Stray observations

  • This has been bugging me for a bit: How is Adam Tsekhman not a series regular? He’s on all the time and Gary is hugely important to the alchemy of the show.
  • History lesson: Nixon did, in fact, give the “I am not a crook” speech from Disney World. Insert “The More You Know” gif here. Also, Checkers.
  • Why the fuck not?: Gary’s notecards, naturally, forgetting Charlie, also good, Nixon with no filter, also good. Not much WTFN in this episode overall.
  • Great needle-drops though!
  • Line-reading of the week: “Actually, ever since I met you, I sometimes lie awake at night, staring into the dark, thinking I am it, and it is me. Also, I don’t think Han shot first.”
  • Runner-up: “History needs you crooked, dick,” lowercase intentional because Mick totally says dick and not Dick.
  • Gideon, what’s the most meta moment?: “That’s a bit on the nose, no?” “We left subtlety back in Mexico.” [“Free Ride” plays.]
  • Updated season four episode title ranking: 10 and 9 (tie). Witch Hunt (too easy) and The Getaway (same); 8. Dancing Queen (disappointing lack of disco, bonus for surprise appearance of the queen); 7 and 6 (tie). Tagumo Attacks!!! (love the exclamation points, dinged for lack of cheesy pun) and Lucha De Apuestas (exciting, to the point, also no pun); 5. Tender Is The Nate (needed more F. Scott Fitzgerald, made me giggle); 4. Hell No, Dolly! (no musical numbers? You’re killin’ me, writers); 3. Wet Hot American Bummer (still laughing, months later; for a fun bonus, imagine Constantine doing Paul Rudd-style cleaning); 2. The Virgin Gary (solid contender for best Legends title, though nothing will ever beat Guest Starring John Noble); 1. Legends Of To-Meow-Meow (see #2). But just wait until later in the season.

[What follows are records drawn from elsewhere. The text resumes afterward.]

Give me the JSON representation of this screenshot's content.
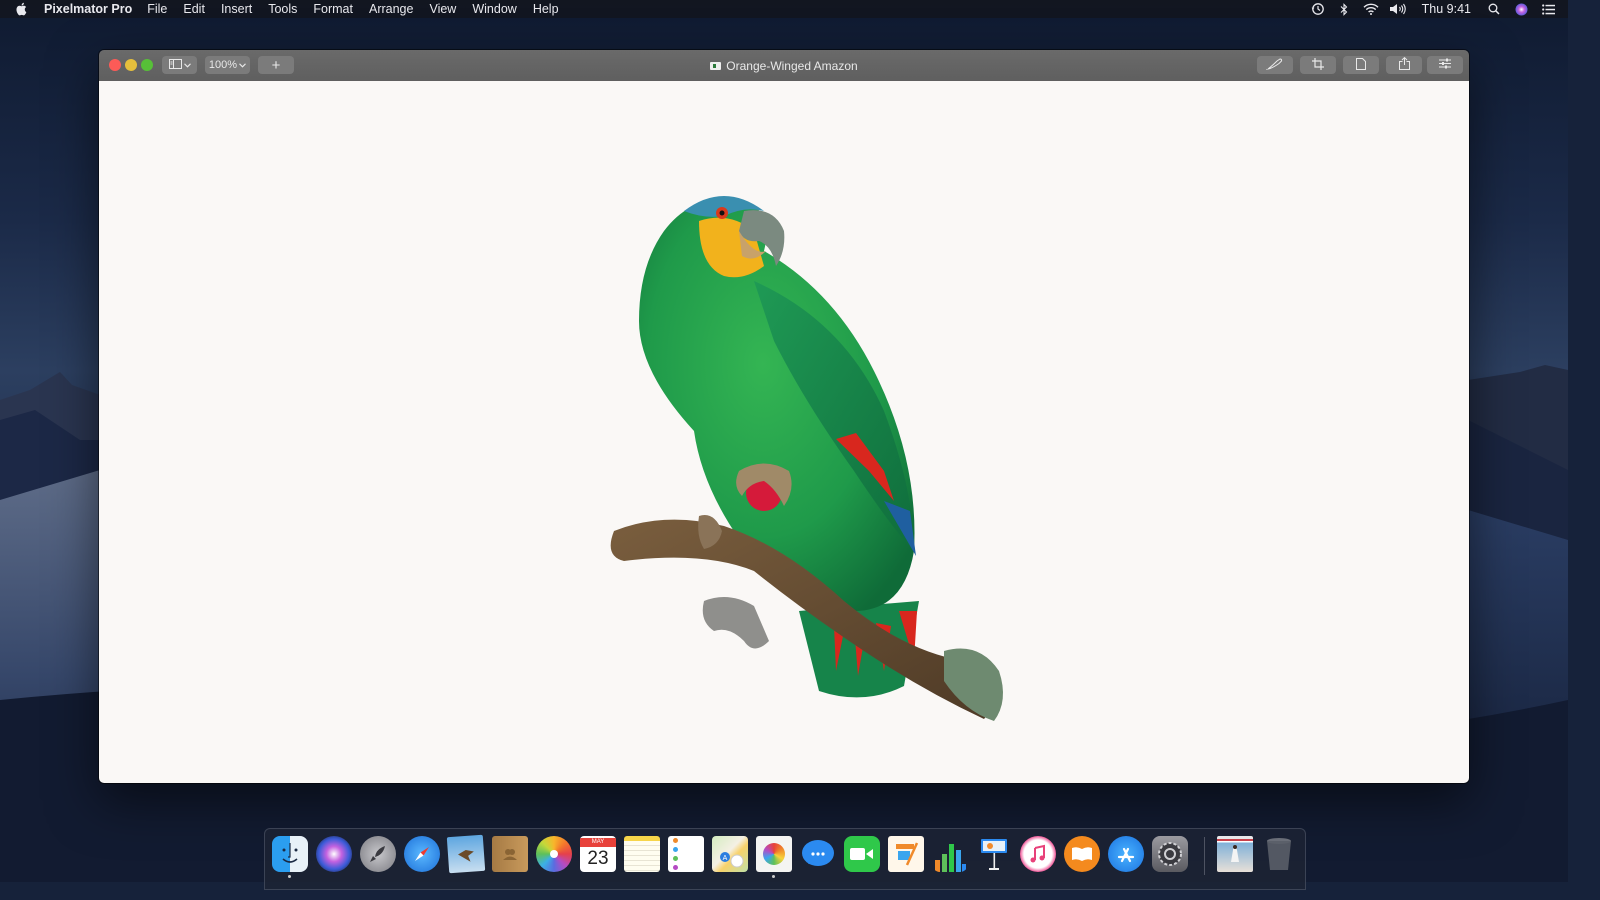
{
  "menubar": {
    "app_name": "Pixelmator Pro",
    "menus": [
      "File",
      "Edit",
      "Insert",
      "Tools",
      "Format",
      "Arrange",
      "View",
      "Window",
      "Help"
    ],
    "clock": "Thu 9:41",
    "status_icons": [
      "time-machine-icon",
      "bluetooth-icon",
      "wifi-icon",
      "volume-icon",
      "spotlight-icon",
      "siri-icon",
      "notification-center-icon"
    ]
  },
  "window": {
    "title": "Orange-Winged Amazon",
    "zoom_level": "100%",
    "add_button": "+",
    "toolbar_right": [
      "repair-brush-icon",
      "crop-icon",
      "document-icon",
      "share-icon",
      "adjustments-icon"
    ]
  },
  "canvas": {
    "subject": "Orange-Winged Amazon parrot illustration",
    "colors": {
      "background": "#faf8f6",
      "feather_green": "#1f9a4a",
      "face_yellow": "#f2b21c",
      "crown_blue": "#3a8fb0",
      "wing_red": "#d8271e",
      "branch_brown": "#6b5034",
      "berry_red": "#d51a3a"
    }
  },
  "dock": {
    "apps": [
      {
        "name": "Finder",
        "running": true
      },
      {
        "name": "Siri",
        "running": false
      },
      {
        "name": "Launchpad",
        "running": false
      },
      {
        "name": "Safari",
        "running": false
      },
      {
        "name": "Mail",
        "running": false
      },
      {
        "name": "Contacts",
        "running": false
      },
      {
        "name": "Photos",
        "running": false
      },
      {
        "name": "Calendar",
        "running": false,
        "month": "MAY",
        "day": "23"
      },
      {
        "name": "Notes",
        "running": false
      },
      {
        "name": "Reminders",
        "running": false
      },
      {
        "name": "Maps",
        "running": false
      },
      {
        "name": "Pixelmator Pro",
        "running": true
      },
      {
        "name": "Messages",
        "running": false
      },
      {
        "name": "FaceTime",
        "running": false
      },
      {
        "name": "Pages",
        "running": false
      },
      {
        "name": "Numbers",
        "running": false
      },
      {
        "name": "Keynote",
        "running": false
      },
      {
        "name": "iTunes",
        "running": false
      },
      {
        "name": "iBooks",
        "running": false
      },
      {
        "name": "App Store",
        "running": false
      },
      {
        "name": "System Preferences",
        "running": false
      },
      {
        "name": "Downloads Stack",
        "running": false
      },
      {
        "name": "Trash",
        "running": false
      }
    ]
  }
}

  • On the off-chance that some of you here actually made the leap from the Crazy Ex-Girlfriend finale review, I’d like to welcome you with this very applicable song:

Contributor, The A.V. Club and The Takeout. Allison loves TV, bourbon, and overanalyzing social interactions. Please buy her book, How TV Can Make You Smarter (Chronicle, 2020). It’s short!